*Action item*.
Your task is to copy every line below that contains the word "Stato".

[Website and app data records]
%%

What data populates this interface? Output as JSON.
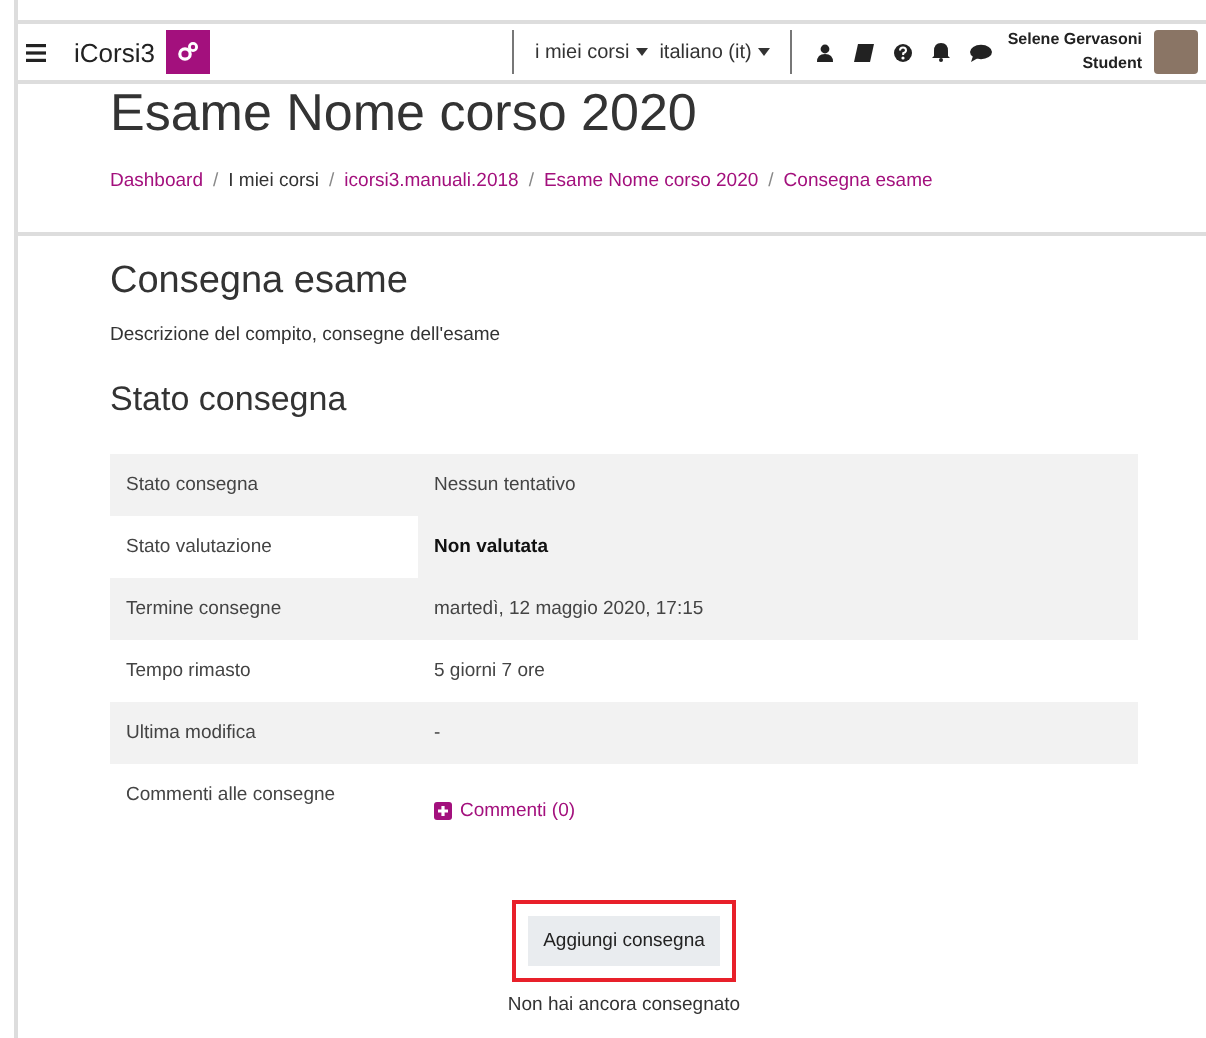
{
  "navbar": {
    "brand": "iCorsi3",
    "menus": [
      {
        "label": "i miei corsi"
      },
      {
        "label": "italiano (it)"
      }
    ],
    "user": {
      "name": "Selene Gervasoni",
      "role": "Student"
    }
  },
  "page_title": "Esame Nome corso 2020",
  "breadcrumb": [
    {
      "label": "Dashboard",
      "link": true
    },
    {
      "separator": "/",
      "label": "I miei corsi",
      "link": false
    },
    {
      "separator": "/",
      "label": "icorsi3.manuali.2018",
      "link": true
    },
    {
      "separator": "/",
      "label": "Esame Nome corso 2020",
      "link": true
    },
    {
      "separator": "/",
      "label": "Consegna esame",
      "link": true
    }
  ],
  "activity_title": "Consegna esame",
  "description": "Descrizione del compito, consegne dell'esame",
  "status_heading": "Stato consegna",
  "rows": [
    {
      "label": "Stato consegna",
      "value": "Nessun tentativo",
      "striped": true
    },
    {
      "label": "Stato valutazione",
      "value": "Non valutata",
      "striped": false,
      "value_highlighted": true
    },
    {
      "label": "Termine consegne",
      "value": "martedì, 12 maggio 2020, 17:15",
      "striped": true
    },
    {
      "label": "Tempo rimasto",
      "value": "5 giorni 7 ore",
      "striped": false
    },
    {
      "label": "Ultima modifica",
      "value": "-",
      "striped": true
    },
    {
      "label": "Commenti alle consegne",
      "link": "Commenti (0)",
      "striped": false
    }
  ],
  "submit_button": {
    "label": "Aggiungi consegna",
    "highlighted": true
  },
  "footer_note": "Non hai ancora consegnato"
}
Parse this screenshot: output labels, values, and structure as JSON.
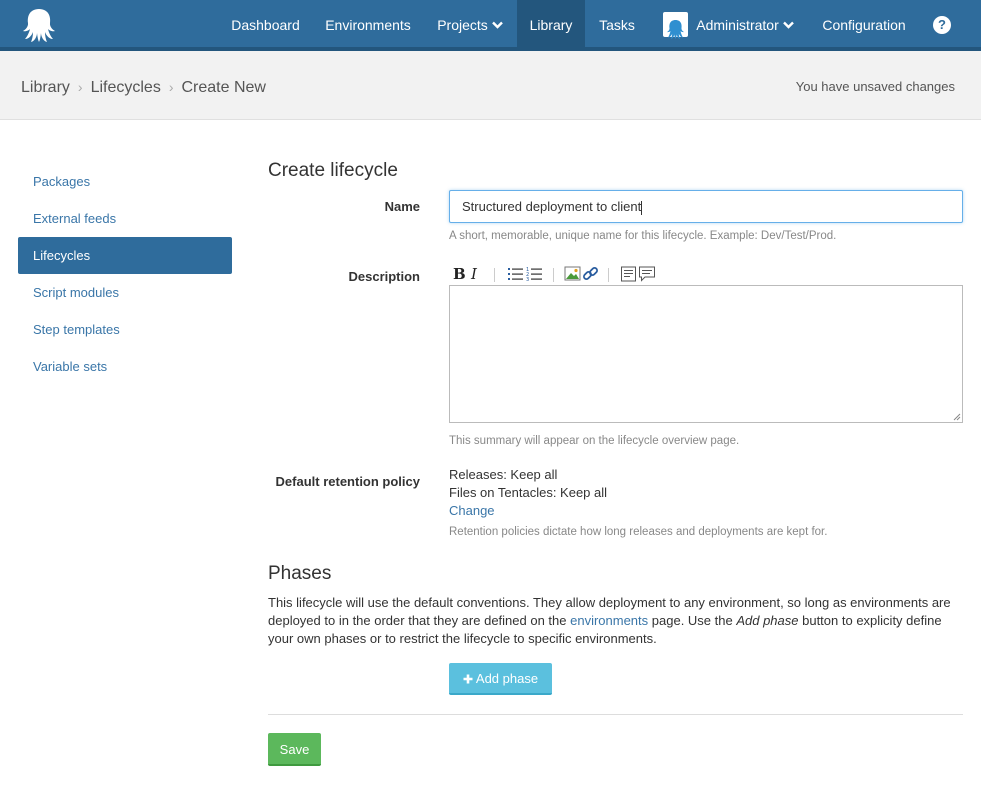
{
  "nav": {
    "items": [
      {
        "label": "Dashboard"
      },
      {
        "label": "Environments"
      },
      {
        "label": "Projects"
      },
      {
        "label": "Library"
      },
      {
        "label": "Tasks"
      },
      {
        "label": "Administrator"
      },
      {
        "label": "Configuration"
      }
    ],
    "help_label": "?"
  },
  "breadcrumb": {
    "items": [
      "Library",
      "Lifecycles",
      "Create New"
    ],
    "separator": "›",
    "status": "You have unsaved changes"
  },
  "sidebar": {
    "items": [
      {
        "label": "Packages"
      },
      {
        "label": "External feeds"
      },
      {
        "label": "Lifecycles"
      },
      {
        "label": "Script modules"
      },
      {
        "label": "Step templates"
      },
      {
        "label": "Variable sets"
      }
    ]
  },
  "form": {
    "title": "Create lifecycle",
    "name_label": "Name",
    "name_value": "Structured deployment to client",
    "name_hint": "A short, memorable, unique name for this lifecycle. Example: Dev/Test/Prod.",
    "description_label": "Description",
    "description_value": "",
    "description_hint": "This summary will appear on the lifecycle overview page.",
    "retention_label": "Default retention policy",
    "retention_releases": "Releases: Keep all",
    "retention_files": "Files on Tentacles: Keep all",
    "retention_change": "Change",
    "retention_hint": "Retention policies dictate how long releases and deployments are kept for."
  },
  "phases": {
    "title": "Phases",
    "text_1": "This lifecycle will use the default conventions. They allow deployment to any environment, so long as environments are deployed to in the order that they are defined on the ",
    "link": "environments",
    "text_2": " page. Use the ",
    "emphasis": "Add phase",
    "text_3": " button to explicity define your own phases or to restrict the lifecycle to specific environments.",
    "add_button": "Add phase"
  },
  "save_label": "Save",
  "colors": {
    "nav_bg": "#2f6c9c",
    "nav_active": "#23567d",
    "link": "#3a76a8",
    "add_button": "#5bc0de",
    "save_button": "#5cb85c"
  },
  "icons": [
    "octopus-logo-icon",
    "chevron-down-icon",
    "user-avatar-icon",
    "help-icon",
    "bold-icon",
    "italic-icon",
    "bullet-list-icon",
    "numbered-list-icon",
    "image-icon",
    "link-icon",
    "preview-icon",
    "help-markdown-icon",
    "plus-icon",
    "resize-grip-icon"
  ]
}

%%

*Your solution*.
  "status_heading": "Stato consegna",
      "label": "Stato consegna",
      "label": "Stato valutazione",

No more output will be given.